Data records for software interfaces
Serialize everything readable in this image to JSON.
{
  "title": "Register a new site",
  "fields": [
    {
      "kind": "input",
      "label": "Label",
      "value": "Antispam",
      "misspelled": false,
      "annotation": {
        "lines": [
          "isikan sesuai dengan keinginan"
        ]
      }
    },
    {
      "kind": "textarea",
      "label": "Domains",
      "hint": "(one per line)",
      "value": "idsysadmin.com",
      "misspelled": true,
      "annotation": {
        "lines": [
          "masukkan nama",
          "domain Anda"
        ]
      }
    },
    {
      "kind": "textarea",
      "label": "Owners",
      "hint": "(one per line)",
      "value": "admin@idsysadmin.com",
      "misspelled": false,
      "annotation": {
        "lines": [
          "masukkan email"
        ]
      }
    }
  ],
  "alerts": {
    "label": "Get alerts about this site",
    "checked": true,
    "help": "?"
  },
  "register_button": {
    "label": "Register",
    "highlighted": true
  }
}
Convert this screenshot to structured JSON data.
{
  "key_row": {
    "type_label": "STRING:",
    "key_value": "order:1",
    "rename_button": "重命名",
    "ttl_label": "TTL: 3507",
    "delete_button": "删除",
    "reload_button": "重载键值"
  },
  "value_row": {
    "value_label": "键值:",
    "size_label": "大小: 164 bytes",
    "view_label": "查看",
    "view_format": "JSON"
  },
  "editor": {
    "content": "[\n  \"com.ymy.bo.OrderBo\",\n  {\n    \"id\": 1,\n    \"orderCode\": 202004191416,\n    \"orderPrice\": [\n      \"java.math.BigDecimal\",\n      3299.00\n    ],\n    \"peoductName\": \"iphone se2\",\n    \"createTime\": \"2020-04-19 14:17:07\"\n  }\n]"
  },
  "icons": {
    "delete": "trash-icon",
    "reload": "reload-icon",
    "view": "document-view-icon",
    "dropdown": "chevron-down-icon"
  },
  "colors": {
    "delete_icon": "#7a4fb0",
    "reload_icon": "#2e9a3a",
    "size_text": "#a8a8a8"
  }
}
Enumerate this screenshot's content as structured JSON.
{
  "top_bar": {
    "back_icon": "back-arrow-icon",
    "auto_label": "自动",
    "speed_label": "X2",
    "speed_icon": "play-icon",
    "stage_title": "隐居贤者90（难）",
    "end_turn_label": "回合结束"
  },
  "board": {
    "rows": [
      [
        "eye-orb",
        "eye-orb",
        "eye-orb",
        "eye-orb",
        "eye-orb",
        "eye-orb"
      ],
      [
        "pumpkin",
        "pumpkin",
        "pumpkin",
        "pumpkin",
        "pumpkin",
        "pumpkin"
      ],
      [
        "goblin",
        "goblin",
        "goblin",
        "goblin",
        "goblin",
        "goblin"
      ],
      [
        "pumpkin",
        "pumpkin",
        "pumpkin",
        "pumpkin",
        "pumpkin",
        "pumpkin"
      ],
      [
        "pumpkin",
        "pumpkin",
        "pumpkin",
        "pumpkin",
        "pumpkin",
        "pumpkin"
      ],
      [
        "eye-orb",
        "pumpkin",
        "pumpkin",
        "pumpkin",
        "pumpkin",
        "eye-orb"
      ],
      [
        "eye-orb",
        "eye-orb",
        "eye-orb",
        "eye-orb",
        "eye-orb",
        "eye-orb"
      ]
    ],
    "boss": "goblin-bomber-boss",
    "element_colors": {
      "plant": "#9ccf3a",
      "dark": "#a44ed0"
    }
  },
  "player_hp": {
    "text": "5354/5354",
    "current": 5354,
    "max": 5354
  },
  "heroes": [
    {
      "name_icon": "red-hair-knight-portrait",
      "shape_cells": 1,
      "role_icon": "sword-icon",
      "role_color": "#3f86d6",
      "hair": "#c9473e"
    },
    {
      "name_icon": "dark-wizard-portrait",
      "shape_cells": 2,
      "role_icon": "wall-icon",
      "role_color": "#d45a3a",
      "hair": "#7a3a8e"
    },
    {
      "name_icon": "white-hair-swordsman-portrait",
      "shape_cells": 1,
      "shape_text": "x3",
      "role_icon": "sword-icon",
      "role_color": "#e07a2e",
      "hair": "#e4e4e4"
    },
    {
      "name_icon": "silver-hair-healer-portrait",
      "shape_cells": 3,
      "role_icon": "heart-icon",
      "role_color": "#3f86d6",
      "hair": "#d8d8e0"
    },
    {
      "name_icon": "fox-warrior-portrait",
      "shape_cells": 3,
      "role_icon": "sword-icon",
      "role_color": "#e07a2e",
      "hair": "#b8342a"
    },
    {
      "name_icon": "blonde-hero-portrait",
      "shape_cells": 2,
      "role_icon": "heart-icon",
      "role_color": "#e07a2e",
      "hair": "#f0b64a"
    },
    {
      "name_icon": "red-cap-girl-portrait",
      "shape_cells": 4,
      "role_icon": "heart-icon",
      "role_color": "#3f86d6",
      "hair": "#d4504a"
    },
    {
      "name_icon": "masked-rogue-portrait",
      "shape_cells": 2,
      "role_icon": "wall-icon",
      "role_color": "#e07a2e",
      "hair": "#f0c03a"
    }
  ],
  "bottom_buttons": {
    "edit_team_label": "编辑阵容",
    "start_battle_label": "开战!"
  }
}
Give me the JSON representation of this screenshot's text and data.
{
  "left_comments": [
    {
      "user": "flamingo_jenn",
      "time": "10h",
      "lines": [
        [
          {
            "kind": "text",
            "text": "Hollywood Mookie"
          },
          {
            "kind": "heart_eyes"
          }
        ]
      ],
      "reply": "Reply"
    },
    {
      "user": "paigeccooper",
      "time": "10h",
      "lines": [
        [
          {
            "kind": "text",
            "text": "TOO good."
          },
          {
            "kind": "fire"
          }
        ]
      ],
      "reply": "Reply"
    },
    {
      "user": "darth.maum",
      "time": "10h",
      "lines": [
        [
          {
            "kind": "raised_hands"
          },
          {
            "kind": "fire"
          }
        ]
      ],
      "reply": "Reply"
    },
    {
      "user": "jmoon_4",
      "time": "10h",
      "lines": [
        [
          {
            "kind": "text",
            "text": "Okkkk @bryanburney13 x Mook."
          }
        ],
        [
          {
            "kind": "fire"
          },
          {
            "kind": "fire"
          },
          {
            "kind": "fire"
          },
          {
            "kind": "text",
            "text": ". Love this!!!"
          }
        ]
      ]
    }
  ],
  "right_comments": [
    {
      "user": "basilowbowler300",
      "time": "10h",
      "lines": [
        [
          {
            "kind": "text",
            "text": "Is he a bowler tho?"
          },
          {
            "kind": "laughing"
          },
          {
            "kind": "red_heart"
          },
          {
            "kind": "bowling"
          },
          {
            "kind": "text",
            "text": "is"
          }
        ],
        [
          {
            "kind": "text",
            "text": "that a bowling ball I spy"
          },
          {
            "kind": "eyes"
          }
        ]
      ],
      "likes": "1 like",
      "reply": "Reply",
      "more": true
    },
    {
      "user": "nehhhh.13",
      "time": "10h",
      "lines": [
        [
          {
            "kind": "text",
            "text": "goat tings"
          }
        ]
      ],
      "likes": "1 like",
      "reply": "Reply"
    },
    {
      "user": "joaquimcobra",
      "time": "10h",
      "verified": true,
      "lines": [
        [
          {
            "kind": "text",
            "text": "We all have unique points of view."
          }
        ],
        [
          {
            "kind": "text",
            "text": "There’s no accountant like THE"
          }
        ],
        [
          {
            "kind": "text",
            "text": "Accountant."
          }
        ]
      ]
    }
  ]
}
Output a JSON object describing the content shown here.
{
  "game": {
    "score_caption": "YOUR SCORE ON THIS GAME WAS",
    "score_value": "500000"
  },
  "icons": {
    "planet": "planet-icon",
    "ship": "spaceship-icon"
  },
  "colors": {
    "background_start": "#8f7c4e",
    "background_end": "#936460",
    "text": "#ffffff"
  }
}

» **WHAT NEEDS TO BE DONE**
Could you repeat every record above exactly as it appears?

» **RESPONSE TO THE EXERCISE**
Serialize everything readable in this image to JSON.
{
  "title": "Register a new site",
  "fields": [
    {
      "kind": "input",
      "label": "Label",
      "value": "Antispam",
      "misspelled": false,
      "annotation": {
        "lines": [
          "isikan sesuai dengan keinginan"
        ]
      }
    },
    {
      "kind": "textarea",
      "label": "Domains",
      "hint": "(one per line)",
      "value": "idsysadmin.com",
      "misspelled": true,
      "annotation": {
        "lines": [
          "masukkan nama",
          "domain Anda"
        ]
      }
    },
    {
      "kind": "textarea",
      "label": "Owners",
      "hint": "(one per line)",
      "value": "admin@idsysadmin.com",
      "misspelled": false,
      "annotation": {
        "lines": [
          "masukkan email"
        ]
      }
    }
  ],
  "alerts": {
    "label": "Get alerts about this site",
    "checked": true,
    "help": "?"
  },
  "register_button": {
    "label": "Register",
    "highlighted": true
  }
}
Convert this screenshot to structured JSON data.
{
  "key_row": {
    "type_label": "STRING:",
    "key_value": "order:1",
    "rename_button": "重命名",
    "ttl_label": "TTL: 3507",
    "delete_button": "删除",
    "reload_button": "重载键值"
  },
  "value_row": {
    "value_label": "键值:",
    "size_label": "大小: 164 bytes",
    "view_label": "查看",
    "view_format": "JSON"
  },
  "editor": {
    "content": "[\n  \"com.ymy.bo.OrderBo\",\n  {\n    \"id\": 1,\n    \"orderCode\": 202004191416,\n    \"orderPrice\": [\n      \"java.math.BigDecimal\",\n      3299.00\n    ],\n    \"peoductName\": \"iphone se2\",\n    \"createTime\": \"2020-04-19 14:17:07\"\n  }\n]"
  },
  "icons": {
    "delete": "trash-icon",
    "reload": "reload-icon",
    "view": "document-view-icon",
    "dropdown": "chevron-down-icon"
  },
  "colors": {
    "delete_icon": "#7a4fb0",
    "reload_icon": "#2e9a3a",
    "size_text": "#a8a8a8"
  }
}
Enumerate this screenshot's content as structured JSON.
{
  "top_bar": {
    "back_icon": "back-arrow-icon",
    "auto_label": "自动",
    "speed_label": "X2",
    "speed_icon": "play-icon",
    "stage_title": "隐居贤者90（难）",
    "end_turn_label": "回合结束"
  },
  "board": {
    "rows": [
      [
        "eye-orb",
        "eye-orb",
        "eye-orb",
        "eye-orb",
        "eye-orb",
        "eye-orb"
      ],
      [
        "pumpkin",
        "pumpkin",
        "pumpkin",
        "pumpkin",
        "pumpkin",
        "pumpkin"
      ],
      [
        "goblin",
        "goblin",
        "goblin",
        "goblin",
        "goblin",
        "goblin"
      ],
      [
        "pumpkin",
        "pumpkin",
        "pumpkin",
        "pumpkin",
        "pumpkin",
        "pumpkin"
      ],
      [
        "pumpkin",
        "pumpkin",
        "pumpkin",
        "pumpkin",
        "pumpkin",
        "pumpkin"
      ],
      [
        "eye-orb",
        "pumpkin",
        "pumpkin",
        "pumpkin",
        "pumpkin",
        "eye-orb"
      ],
      [
        "eye-orb",
        "eye-orb",
        "eye-orb",
        "eye-orb",
        "eye-orb",
        "eye-orb"
      ]
    ],
    "boss": "goblin-bomber-boss",
    "element_colors": {
      "plant": "#9ccf3a",
      "dark": "#a44ed0"
    }
  },
  "player_hp": {
    "text": "5354/5354",
    "current": 5354,
    "max": 5354
  },
  "heroes": [
    {
      "name_icon": "red-hair-knight-portrait",
      "shape_cells": 1,
      "role_icon": "sword-icon",
      "role_color": "#3f86d6",
      "hair": "#c9473e"
    },
    {
      "name_icon": "dark-wizard-portrait",
      "shape_cells": 2,
      "role_icon": "wall-icon",
      "role_color": "#d45a3a",
      "hair": "#7a3a8e"
    },
    {
      "name_icon": "white-hair-swordsman-portrait",
      "shape_cells": 1,
      "shape_text": "x3",
      "role_icon": "sword-icon",
      "role_color": "#e07a2e",
      "hair": "#e4e4e4"
    },
    {
      "name_icon": "silver-hair-healer-portrait",
      "shape_cells": 3,
      "role_icon": "heart-icon",
      "role_color": "#3f86d6",
      "hair": "#d8d8e0"
    },
    {
      "name_icon": "fox-warrior-portrait",
      "shape_cells": 3,
      "role_icon": "sword-icon",
      "role_color": "#e07a2e",
      "hair": "#b8342a"
    },
    {
      "name_icon": "blonde-hero-portrait",
      "shape_cells": 2,
      "role_icon": "heart-icon",
      "role_color": "#e07a2e",
      "hair": "#f0b64a"
    },
    {
      "name_icon": "red-cap-girl-portrait",
      "shape_cells": 4,
      "role_icon": "heart-icon",
      "role_color": "#3f86d6",
      "hair": "#d4504a"
    },
    {
      "name_icon": "masked-rogue-portrait",
      "shape_cells": 2,
      "role_icon": "wall-icon",
      "role_color": "#e07a2e",
      "hair": "#f0c03a"
    }
  ],
  "bottom_buttons": {
    "edit_team_label": "编辑阵容",
    "start_battle_label": "开战!"
  }
}
Give me the JSON representation of this screenshot's text and data.
{
  "left_comments": [
    {
      "user": "flamingo_jenn",
      "time": "10h",
      "lines": [
        [
          {
            "kind": "text",
            "text": "Hollywood Mookie"
          },
          {
            "kind": "heart_eyes"
          }
        ]
      ],
      "reply": "Reply"
    },
    {
      "user": "paigeccooper",
      "time": "10h",
      "lines": [
        [
          {
            "kind": "text",
            "text": "TOO good."
          },
          {
            "kind": "fire"
          }
        ]
      ],
      "reply": "Reply"
    },
    {
      "user": "darth.maum",
      "time": "10h",
      "lines": [
        [
          {
            "kind": "raised_hands"
          },
          {
            "kind": "fire"
          }
        ]
      ],
      "reply": "Reply"
    },
    {
      "user": "jmoon_4",
      "time": "10h",
      "lines": [
        [
          {
            "kind": "text",
            "text": "Okkkk @bryanburney13 x Mook."
          }
        ],
        [
          {
            "kind": "fire"
          },
          {
            "kind": "fire"
          },
          {
            "kind": "fire"
          },
          {
            "kind": "text",
            "text": ". Love this!!!"
          }
        ]
      ]
    }
  ],
  "right_comments": [
    {
      "user": "basilowbowler300",
      "time": "10h",
      "lines": [
        [
          {
            "kind": "text",
            "text": "Is he a bowler tho?"
          },
          {
            "kind": "laughing"
          },
          {
            "kind": "red_heart"
          },
          {
            "kind": "bowling"
          },
          {
            "kind": "text",
            "text": "is"
          }
        ],
        [
          {
            "kind": "text",
            "text": "that a bowling ball I spy"
          },
          {
            "kind": "eyes"
          }
        ]
      ],
      "likes": "1 like",
      "reply": "Reply",
      "more": true
    },
    {
      "user": "nehhhh.13",
      "time": "10h",
      "lines": [
        [
          {
            "kind": "text",
            "text": "goat tings"
          }
        ]
      ],
      "likes": "1 like",
      "reply": "Reply"
    },
    {
      "user": "joaquimcobra",
      "time": "10h",
      "verified": true,
      "lines": [
        [
          {
            "kind": "text",
            "text": "We all have unique points of view."
          }
        ],
        [
          {
            "kind": "text",
            "text": "There’s no accountant like THE"
          }
        ],
        [
          {
            "kind": "text",
            "text": "Accountant."
          }
        ]
      ]
    }
  ]
}
Output a JSON object describing the content shown here.
{
  "game": {
    "score_caption": "YOUR SCORE ON THIS GAME WAS",
    "score_value": "500000"
  },
  "icons": {
    "planet": "planet-icon",
    "ship": "spaceship-icon"
  },
  "colors": {
    "background_start": "#8f7c4e",
    "background_end": "#936460",
    "text": "#ffffff"
  }
}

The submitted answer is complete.